It's pretty well-established by this point that Microsoft's Exchange ActiveSync (EAS) is the standard connection protocol for mobile devices. It's probably the single biggest underlying factor in the rise of mobile computing and the bring your own device (BYOD) movement in business IT. Even BlackeBerry-maker RIM has begun to adopt EAS for some of its products, including BlackBerry Enterprise Service 10, to provide compatibility with Microsoft Exchange Server 2013.
A couple of infographics about BYOD landed in my Inbox this week. The first, produced by TrackVia from a variety of sources, makes the case that BYOD is already solidly entrenched in most businesses. Although much talk about this trend might see it more as a coming thing, the highlighted stat here is that 80 percent of employees are using personal devices for business purposes, even while only 53 percent of organizations report having an official BYOD policy. There seems to be some lag in executives' belief in the benefits, but overall, BYOD tends to lead to more productive and creative employees and a positive worker experience. You can view the complete infographic on TrackVia's website.
The second infographic came from Webalo and focuses on factors driving BYOD change in businesses. The key stat in this report is that 98 percent of workers claim they would be more productive if they had mobile access to enterprise data. In other words, just about everyone wants to be connected all the time, on the go, on whatever device they have handy. The graphic also shows that while smartphones are still the most common request for BYOD support at 59 percent, tablets come in at a respectable second place with 32 percent. You can see the full infographic on Webalo's website.
Although EAS underpins the BYOD explosion, the increase of available devices and form-factors is another big element. In addition to new top-of-the-line smartphones coming out seemingly every month, tablets are now touted as the death of desktop and laptop computers, whether or not you believe that point of view. Both tablets and smartphones continue to get more powerful, which means more able to perform meaningful work. Microsoft's Surface might well be the best example yet of a true enterprise-capable working device; Paul Thurrott has written a nice example of the Surface RT for doing real work on the go.
London-based analyst firm Ovum has also come out with a report that shows another reason for the spread of BYOD and mobile computing: full-featured business intelligence (BI) apps are now available for most mobile devices. As the Webalo infographic pointed out, employees want access to business information, and at some point that has to move beyond simple email. However, it takes a good BI application to make data useful. In the best cases, you want your data and reports to sync seamlessly across whatever device you're using. Ovum points out Information Builders, MicroStrategy, and Yellowfin as companies with useful BI apps.

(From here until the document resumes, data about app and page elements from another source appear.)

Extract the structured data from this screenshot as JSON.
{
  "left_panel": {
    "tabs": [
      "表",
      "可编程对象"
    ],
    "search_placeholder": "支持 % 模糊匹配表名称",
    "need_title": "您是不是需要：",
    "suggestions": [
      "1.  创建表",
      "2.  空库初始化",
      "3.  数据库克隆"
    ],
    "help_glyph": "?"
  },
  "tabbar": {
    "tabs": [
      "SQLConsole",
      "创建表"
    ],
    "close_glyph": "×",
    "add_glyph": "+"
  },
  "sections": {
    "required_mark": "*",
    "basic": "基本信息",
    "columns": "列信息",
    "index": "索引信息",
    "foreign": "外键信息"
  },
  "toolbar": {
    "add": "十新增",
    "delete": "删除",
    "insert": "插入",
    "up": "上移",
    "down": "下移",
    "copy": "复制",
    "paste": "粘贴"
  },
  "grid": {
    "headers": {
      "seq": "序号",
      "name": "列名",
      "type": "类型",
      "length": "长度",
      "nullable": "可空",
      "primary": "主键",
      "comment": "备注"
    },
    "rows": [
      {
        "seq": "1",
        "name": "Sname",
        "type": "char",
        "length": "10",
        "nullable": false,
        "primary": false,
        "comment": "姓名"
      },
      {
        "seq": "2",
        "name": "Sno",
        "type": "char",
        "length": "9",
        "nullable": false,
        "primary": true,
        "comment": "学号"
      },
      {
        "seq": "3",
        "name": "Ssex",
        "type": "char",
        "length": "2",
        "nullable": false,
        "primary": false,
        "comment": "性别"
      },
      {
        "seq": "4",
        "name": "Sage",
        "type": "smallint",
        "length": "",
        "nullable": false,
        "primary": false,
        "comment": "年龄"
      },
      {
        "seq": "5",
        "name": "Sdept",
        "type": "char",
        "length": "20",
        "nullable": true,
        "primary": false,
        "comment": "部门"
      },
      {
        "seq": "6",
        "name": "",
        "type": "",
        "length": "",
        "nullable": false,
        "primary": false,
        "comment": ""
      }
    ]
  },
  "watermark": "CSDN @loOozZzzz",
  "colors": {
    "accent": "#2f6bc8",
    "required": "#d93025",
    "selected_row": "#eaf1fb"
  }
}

With employees connected to corporate data and working on the go, naturally that puts additional strain on the network and raises security concerns. EAS can be used to provide security and network access control, although it's not the same as using a full mobile device management (MDM) product. Further, with Exchange 2013, MDM isn't an area of improvement. According to a blogger on EnterpriseMobileDevice.com, "what is glaringly missing [in Exchange 2013] is the addition of enhanced ActiveSync capabilities. Mobile device management, IT Managers, and Exchange administrators all were hoping for greater device management and security capabilities to be baked into an updated version of ActiveSync."
A lot has been said recently about Exchange 2013's shortcomings (by me, by the remarkable Redmond, and others). So it's worth noting that Exchange 2013 does, in its way, recognize the rise of BYOD. Some admins might not like the purely web-based administration through Exchange Administration Center (EAC), but one facet of such management is that it allows you to manage your Exchange environment from multiple devices. The simplified, Metro-style UI of EAC and Outlook Web App (OWA) are optimized for touch screens. So even while there are problems in these implementations, they are at least forward-looking.
The line between what makes a consumer versus a business device is blurred, if not non-existent, and employee demand for mobile computing and BYOD are most likely here to stay. If you haven't done so already, learning the best ways to manage devices and connections should be high on any Exchange admins list.